By Brian LeBlanc
Life is complicated enough. Of course, my Alzheimer’s and vascular dementia adds to the chaos and uncertainty. And as much as I openly discuss living with dementia for the sake of helping others, the opportunity to talk other health issues doesn’t come up as much.
So here it is: I’m having a pacemaker put in Tuesday. I’m scared. I’m nervous. I’m stressed. I’m anxious. And although I trust being in good hands – for a routine procedure under skilled doctors and with my life partner/care partner Maureen close by – the uncertainties would keep anyone up at night.
In a nutshell, my heart isn’t functioning properly … again. My cardiologist has been studying me for some time now. While sleeping in recent weeks, the heart rate has dropped as low as 24 beats per minute. I have to admit, the cell phone app was pretty cool that Maureen used to measure as I slept with my finger over her camera. But a normal sleeping heart rate is between 40 and 60. Maureen and I joke that my paltry pace is “basically dead,” but it’s no laughing matter.
It’s scary, frightening even.
Blood flow to my brain suffers. I feel it, especially in the mornings. I’m already increasingly prone to brain fog. Now I must wake up and kick my mind into gear while it starves for blood and oxygen. Some days I can emerge from the fog. Other days I sit in a trapped mind indefinitely, wondering if this is the day the fog stays for good.
The pacemaker will help. We know this. It’ll strengthen my ticker and improve blood flow to the brain. Will it fix my dementia? Of course not. Will it clear the cold, damp fog? Maybe 8 years ago when I first received my Alzheimer’s diagnosis. We’re too far along the path now. The reality is it may only slow the progression – maybe, only maybe.
It’s not just about dementia now, though. That only scratches the surface because my medical problems say so. (Don’t ask me why, but I’m vaguely remembering “Because Stone Cold Said So!” from pro wrestling.) Unfortunately, this heart issue is genetic, too, on my father’s side.
Counting the days, so many other problems fill my mind. I can’t shake them. I’m already an anxious person. My Alzheimer’s makes that worse. That said, they are legit concerns. I wouldn’t be human if I didn’t have some fear of something going wrong. But if I do pass, as you know, we’re more than prepared for a death with dignity.
Now, I’ve been under the knife before. (Seems like too many times to count.) I’ve had three heart stents and then a triple bypass in 2019 – because, why not? Moving on to lucky number 5, I guess! As we all know, even the best heart has so many beats in it. Can mine take any more probing and prodding?
Maureen’s so good at calming the negative thoughts. She helps me backtrack and reminds me I’ve emerged fine from each of the previous surgeries. She reminds me a pacemaker thing these days is minimally invasive – essentially making a little pouch in my chest for the device and connecting some electrodes.

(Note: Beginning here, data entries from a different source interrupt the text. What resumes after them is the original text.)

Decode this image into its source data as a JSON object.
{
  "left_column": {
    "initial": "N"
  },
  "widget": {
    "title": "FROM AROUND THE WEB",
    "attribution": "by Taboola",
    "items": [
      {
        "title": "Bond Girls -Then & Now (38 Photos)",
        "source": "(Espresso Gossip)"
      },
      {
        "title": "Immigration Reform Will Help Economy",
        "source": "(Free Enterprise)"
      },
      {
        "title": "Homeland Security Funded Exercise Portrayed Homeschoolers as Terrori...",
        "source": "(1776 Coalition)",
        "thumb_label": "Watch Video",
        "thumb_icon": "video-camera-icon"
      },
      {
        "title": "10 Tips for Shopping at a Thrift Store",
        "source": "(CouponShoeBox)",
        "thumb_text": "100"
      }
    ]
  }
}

But she’s honest. That’s what makes her such a great care partner. Anesthesia can cause delirium in even healthy older patients. Those with advancing stages of Alzheimer’s and dementia like mine? We may regress even harder. Thankfully, I’ll be under “twilight sedation” – a lighter form they just so happen to use for those wonderful colonoscopies. (Note to self: ask Maureen if I have one of those bad boys sometime soon.)
At least I probably won’t wake up all groggy and nauseous. I digress.
Maureen says she wishes they would’ve announced the surgery on Monday, the day before. I understand why – less time worrying and brooding for me. I told her, “Sure, drop it on me the day before and send me into shock overload!” Imagine that conversation: “Oh, by the way, you’re going to have a surgical procedure on your heart tomorrow.” Ugh!
Back on a serious note, though, I’m so glad they’re letting Maureen stay with me that night. They’ll be observing me for a day or so. It’ll make me feel so much better to have her by my side, even if I don’t actually need her for anything. (I’m sure I will! And she says it’s the least she could do to help the staff deal with me!)
Tuesday is going to be a very long day. I know I’m going to want to go home. I’ll be OK. If not? I guess you’ll have to hear that from Maureen. Either way, I want you all to celebrate and be happy. And always remember: #WeAreDementiaStrong.